═══ GIVEN DATA ═══

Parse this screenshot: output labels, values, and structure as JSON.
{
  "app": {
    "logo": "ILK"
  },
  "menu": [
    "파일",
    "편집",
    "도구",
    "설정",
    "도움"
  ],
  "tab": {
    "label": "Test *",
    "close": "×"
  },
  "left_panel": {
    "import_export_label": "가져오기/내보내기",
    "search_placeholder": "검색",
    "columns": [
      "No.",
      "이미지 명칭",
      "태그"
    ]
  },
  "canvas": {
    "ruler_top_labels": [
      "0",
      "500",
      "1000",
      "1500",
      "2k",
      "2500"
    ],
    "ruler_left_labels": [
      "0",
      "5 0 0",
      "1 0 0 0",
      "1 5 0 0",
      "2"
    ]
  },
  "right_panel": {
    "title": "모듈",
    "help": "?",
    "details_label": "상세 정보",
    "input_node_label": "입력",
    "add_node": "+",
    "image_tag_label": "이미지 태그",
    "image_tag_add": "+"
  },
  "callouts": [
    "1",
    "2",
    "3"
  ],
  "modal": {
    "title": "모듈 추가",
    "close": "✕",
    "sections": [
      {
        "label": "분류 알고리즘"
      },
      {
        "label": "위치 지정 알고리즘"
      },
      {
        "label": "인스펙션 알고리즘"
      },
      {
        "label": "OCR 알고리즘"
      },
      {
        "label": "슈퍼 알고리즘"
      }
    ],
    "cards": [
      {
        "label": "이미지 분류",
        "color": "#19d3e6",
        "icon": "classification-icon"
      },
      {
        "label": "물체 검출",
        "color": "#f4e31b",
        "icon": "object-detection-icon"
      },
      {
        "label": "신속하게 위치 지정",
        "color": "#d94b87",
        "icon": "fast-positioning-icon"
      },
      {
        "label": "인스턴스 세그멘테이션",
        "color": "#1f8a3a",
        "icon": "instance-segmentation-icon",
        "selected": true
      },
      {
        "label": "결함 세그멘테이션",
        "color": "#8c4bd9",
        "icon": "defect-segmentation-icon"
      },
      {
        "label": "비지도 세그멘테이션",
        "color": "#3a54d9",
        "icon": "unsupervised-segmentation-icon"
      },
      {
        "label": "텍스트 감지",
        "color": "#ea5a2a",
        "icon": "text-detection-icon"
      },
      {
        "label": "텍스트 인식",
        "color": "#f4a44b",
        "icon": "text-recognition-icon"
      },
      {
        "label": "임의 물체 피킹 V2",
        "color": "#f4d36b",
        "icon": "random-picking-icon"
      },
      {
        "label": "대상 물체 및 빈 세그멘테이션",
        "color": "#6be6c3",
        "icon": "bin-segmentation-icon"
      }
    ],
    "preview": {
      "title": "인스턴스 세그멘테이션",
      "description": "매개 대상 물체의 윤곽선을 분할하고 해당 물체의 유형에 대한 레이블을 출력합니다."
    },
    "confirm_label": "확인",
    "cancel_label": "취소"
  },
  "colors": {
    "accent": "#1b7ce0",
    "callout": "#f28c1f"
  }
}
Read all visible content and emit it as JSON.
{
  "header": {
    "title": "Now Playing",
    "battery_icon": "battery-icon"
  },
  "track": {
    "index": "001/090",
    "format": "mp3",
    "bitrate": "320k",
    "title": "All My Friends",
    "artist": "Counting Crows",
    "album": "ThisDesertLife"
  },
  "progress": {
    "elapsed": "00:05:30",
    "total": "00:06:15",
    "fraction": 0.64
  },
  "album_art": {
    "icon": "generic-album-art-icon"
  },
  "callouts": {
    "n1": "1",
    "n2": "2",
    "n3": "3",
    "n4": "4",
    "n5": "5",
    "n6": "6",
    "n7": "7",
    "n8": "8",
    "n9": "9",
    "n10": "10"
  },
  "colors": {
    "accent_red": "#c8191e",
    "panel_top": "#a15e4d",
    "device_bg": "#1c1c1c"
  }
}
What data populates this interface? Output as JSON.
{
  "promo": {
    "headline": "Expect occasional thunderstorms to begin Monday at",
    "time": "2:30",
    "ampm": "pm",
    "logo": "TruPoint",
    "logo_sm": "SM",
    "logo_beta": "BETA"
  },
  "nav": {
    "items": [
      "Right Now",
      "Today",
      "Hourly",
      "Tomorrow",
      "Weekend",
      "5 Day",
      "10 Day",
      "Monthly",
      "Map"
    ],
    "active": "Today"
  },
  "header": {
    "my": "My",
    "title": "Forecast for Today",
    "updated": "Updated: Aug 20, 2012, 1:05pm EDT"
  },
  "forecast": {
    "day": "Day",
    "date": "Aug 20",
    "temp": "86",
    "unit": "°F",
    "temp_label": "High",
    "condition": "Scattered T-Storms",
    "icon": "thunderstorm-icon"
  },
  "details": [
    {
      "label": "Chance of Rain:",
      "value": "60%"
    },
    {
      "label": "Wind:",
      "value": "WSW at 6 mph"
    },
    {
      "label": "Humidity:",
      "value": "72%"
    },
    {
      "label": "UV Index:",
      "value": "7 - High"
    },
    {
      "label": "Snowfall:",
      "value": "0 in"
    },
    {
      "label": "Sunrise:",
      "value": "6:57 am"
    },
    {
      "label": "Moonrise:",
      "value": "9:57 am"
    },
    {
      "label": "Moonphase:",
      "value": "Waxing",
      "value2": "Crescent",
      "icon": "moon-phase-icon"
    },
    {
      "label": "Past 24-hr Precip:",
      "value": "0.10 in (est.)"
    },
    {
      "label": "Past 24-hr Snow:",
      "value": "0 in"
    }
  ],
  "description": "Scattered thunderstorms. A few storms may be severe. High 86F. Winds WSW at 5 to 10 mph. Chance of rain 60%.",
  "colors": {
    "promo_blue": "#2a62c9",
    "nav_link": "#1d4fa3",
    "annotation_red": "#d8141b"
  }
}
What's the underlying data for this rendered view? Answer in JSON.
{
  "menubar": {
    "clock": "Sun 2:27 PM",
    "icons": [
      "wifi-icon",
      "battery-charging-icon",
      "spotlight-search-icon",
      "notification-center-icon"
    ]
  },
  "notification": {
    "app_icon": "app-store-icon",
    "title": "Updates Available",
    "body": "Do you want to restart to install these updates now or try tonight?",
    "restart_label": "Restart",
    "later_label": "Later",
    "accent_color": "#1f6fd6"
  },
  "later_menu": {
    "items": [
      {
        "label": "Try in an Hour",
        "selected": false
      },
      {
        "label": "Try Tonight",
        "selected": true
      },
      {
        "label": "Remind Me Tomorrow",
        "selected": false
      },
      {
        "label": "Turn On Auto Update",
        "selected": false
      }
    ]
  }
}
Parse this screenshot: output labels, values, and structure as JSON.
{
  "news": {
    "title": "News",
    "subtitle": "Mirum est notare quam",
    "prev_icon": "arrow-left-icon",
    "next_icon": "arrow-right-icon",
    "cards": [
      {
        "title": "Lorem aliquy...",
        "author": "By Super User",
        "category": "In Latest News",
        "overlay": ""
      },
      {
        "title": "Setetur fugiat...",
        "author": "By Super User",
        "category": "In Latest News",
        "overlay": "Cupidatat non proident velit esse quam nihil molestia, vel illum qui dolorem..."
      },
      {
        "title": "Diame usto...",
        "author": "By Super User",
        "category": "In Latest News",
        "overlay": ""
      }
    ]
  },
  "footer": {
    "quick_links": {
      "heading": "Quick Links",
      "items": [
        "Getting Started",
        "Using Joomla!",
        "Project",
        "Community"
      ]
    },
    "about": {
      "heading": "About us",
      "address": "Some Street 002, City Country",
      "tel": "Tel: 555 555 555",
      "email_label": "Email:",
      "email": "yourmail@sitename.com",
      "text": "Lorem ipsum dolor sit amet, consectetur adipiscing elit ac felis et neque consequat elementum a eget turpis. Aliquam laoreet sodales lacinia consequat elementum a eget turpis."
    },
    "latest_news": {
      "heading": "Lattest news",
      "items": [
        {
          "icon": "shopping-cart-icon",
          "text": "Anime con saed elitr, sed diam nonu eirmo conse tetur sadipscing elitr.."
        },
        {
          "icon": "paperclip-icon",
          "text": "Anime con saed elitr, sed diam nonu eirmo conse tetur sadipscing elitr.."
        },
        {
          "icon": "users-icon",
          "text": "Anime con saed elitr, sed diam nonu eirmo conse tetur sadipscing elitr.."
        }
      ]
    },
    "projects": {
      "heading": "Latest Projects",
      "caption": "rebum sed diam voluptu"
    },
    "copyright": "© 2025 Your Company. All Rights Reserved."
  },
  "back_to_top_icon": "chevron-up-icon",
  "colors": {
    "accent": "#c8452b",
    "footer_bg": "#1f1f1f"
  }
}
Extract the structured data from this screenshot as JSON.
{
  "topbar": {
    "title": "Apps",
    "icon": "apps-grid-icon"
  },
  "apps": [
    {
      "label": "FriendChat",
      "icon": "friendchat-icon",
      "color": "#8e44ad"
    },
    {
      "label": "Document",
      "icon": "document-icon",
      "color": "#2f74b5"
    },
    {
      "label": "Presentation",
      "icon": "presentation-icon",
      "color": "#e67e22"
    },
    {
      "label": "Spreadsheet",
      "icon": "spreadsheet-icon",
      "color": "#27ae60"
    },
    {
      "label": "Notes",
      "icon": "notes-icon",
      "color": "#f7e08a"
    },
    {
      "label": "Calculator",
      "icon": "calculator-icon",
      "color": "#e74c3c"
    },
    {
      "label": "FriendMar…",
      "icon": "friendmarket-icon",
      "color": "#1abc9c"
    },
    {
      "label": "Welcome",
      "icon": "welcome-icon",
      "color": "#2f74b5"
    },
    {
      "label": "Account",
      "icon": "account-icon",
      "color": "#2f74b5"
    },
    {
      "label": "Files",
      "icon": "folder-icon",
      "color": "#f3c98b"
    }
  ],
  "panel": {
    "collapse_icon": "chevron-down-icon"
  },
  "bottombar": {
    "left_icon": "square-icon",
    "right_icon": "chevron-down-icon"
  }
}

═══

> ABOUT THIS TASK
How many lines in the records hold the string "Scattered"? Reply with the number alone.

> ANSWER FOR THE TASK
2